* _ABOUT THIS TASK_: Scan the material for the word "words", then return every line where it appears.
+ + + +
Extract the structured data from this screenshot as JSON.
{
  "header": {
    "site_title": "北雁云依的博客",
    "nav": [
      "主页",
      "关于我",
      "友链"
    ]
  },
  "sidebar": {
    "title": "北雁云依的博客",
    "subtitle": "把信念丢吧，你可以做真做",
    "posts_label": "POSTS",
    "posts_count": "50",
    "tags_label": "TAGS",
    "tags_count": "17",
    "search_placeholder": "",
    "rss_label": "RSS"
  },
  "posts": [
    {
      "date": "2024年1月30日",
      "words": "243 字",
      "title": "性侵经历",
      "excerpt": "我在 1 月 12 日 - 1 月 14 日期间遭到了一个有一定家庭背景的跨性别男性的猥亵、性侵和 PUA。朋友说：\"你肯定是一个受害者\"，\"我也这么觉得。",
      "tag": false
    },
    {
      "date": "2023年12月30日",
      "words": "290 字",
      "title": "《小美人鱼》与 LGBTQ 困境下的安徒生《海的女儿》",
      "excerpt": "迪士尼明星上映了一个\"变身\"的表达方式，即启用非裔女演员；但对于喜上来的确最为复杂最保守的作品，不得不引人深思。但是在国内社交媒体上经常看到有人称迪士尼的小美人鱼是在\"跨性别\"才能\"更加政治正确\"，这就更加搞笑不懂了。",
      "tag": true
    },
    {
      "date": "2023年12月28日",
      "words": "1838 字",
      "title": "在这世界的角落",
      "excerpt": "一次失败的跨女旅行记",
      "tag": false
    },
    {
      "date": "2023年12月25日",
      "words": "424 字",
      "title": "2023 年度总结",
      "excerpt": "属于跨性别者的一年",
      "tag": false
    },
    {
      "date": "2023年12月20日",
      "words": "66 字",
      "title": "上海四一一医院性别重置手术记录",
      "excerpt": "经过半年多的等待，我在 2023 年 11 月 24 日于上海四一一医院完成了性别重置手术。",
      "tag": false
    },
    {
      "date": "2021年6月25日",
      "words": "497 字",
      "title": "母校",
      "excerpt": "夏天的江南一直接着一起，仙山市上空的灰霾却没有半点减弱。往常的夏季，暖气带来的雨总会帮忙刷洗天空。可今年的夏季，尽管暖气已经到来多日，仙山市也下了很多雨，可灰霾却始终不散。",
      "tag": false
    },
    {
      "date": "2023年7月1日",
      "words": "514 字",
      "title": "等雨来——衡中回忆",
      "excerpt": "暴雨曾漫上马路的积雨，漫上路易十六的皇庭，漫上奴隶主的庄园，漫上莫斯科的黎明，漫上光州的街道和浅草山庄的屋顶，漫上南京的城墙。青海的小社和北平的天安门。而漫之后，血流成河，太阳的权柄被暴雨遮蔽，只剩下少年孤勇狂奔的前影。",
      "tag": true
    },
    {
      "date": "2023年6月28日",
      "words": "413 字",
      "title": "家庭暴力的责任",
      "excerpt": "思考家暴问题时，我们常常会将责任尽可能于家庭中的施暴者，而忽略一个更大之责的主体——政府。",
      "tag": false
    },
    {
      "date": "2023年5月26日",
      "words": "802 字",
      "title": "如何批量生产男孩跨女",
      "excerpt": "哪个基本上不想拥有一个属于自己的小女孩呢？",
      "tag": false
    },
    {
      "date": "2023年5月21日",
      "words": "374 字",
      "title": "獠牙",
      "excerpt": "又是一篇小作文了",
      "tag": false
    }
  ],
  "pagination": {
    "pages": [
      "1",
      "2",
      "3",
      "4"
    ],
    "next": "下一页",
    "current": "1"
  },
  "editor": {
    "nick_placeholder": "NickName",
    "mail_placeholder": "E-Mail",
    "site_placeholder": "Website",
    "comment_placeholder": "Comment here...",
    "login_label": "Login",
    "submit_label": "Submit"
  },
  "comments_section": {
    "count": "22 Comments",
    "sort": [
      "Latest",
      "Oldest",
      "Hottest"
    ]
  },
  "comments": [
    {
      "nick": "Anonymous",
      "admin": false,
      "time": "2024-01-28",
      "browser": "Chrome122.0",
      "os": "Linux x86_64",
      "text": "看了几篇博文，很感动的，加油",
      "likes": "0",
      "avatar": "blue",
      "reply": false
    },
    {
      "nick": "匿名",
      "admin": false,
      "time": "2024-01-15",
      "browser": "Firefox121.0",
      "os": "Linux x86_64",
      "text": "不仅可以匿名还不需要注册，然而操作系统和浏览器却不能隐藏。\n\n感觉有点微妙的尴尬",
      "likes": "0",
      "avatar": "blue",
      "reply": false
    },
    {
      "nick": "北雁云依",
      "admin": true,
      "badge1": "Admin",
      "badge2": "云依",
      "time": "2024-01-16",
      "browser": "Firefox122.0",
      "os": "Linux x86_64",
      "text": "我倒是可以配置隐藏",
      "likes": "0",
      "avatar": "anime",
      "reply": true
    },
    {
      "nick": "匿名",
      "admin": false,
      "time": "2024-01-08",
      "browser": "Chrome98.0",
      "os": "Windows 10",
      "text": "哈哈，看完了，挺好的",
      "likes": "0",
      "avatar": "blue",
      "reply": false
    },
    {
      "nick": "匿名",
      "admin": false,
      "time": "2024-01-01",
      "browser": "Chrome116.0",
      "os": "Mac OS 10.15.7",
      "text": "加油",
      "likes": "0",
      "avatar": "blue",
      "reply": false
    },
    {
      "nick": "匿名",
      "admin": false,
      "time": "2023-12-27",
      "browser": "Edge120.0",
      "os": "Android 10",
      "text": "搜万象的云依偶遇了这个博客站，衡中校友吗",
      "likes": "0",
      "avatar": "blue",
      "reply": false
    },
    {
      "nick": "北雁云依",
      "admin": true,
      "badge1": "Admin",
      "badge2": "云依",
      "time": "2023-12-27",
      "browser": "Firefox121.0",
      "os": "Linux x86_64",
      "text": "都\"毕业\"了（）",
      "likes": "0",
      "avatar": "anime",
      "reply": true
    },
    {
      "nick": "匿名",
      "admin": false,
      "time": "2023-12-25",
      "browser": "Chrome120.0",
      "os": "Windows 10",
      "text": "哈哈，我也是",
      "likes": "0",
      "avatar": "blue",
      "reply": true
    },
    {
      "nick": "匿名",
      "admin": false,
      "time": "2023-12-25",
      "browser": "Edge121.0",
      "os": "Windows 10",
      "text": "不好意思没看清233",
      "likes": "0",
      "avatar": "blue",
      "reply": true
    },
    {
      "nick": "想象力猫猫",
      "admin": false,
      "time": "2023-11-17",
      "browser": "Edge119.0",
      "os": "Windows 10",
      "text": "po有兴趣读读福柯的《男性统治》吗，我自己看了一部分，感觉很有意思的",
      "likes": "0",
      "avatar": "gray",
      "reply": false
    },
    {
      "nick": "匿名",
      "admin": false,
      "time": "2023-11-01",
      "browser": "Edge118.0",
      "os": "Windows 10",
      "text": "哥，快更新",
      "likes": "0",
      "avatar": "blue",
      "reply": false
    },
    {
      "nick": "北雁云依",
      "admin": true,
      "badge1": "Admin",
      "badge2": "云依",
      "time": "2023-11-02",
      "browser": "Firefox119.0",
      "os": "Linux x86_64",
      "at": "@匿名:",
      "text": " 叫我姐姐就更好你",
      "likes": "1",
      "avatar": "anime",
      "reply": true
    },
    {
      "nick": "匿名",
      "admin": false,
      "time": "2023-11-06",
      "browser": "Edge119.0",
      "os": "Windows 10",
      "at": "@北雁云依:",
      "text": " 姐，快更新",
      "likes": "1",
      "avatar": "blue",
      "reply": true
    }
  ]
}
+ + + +
* _TASK RESPONSE_:
      "words": "243 字",
      "words": "290 字",
      "words": "1838 字",
      "words": "424 字",
      "words": "66 字",
      "words": "497 字",
      "words": "514 字",
      "words": "413 字",
      "words": "802 字",
      "words": "374 字",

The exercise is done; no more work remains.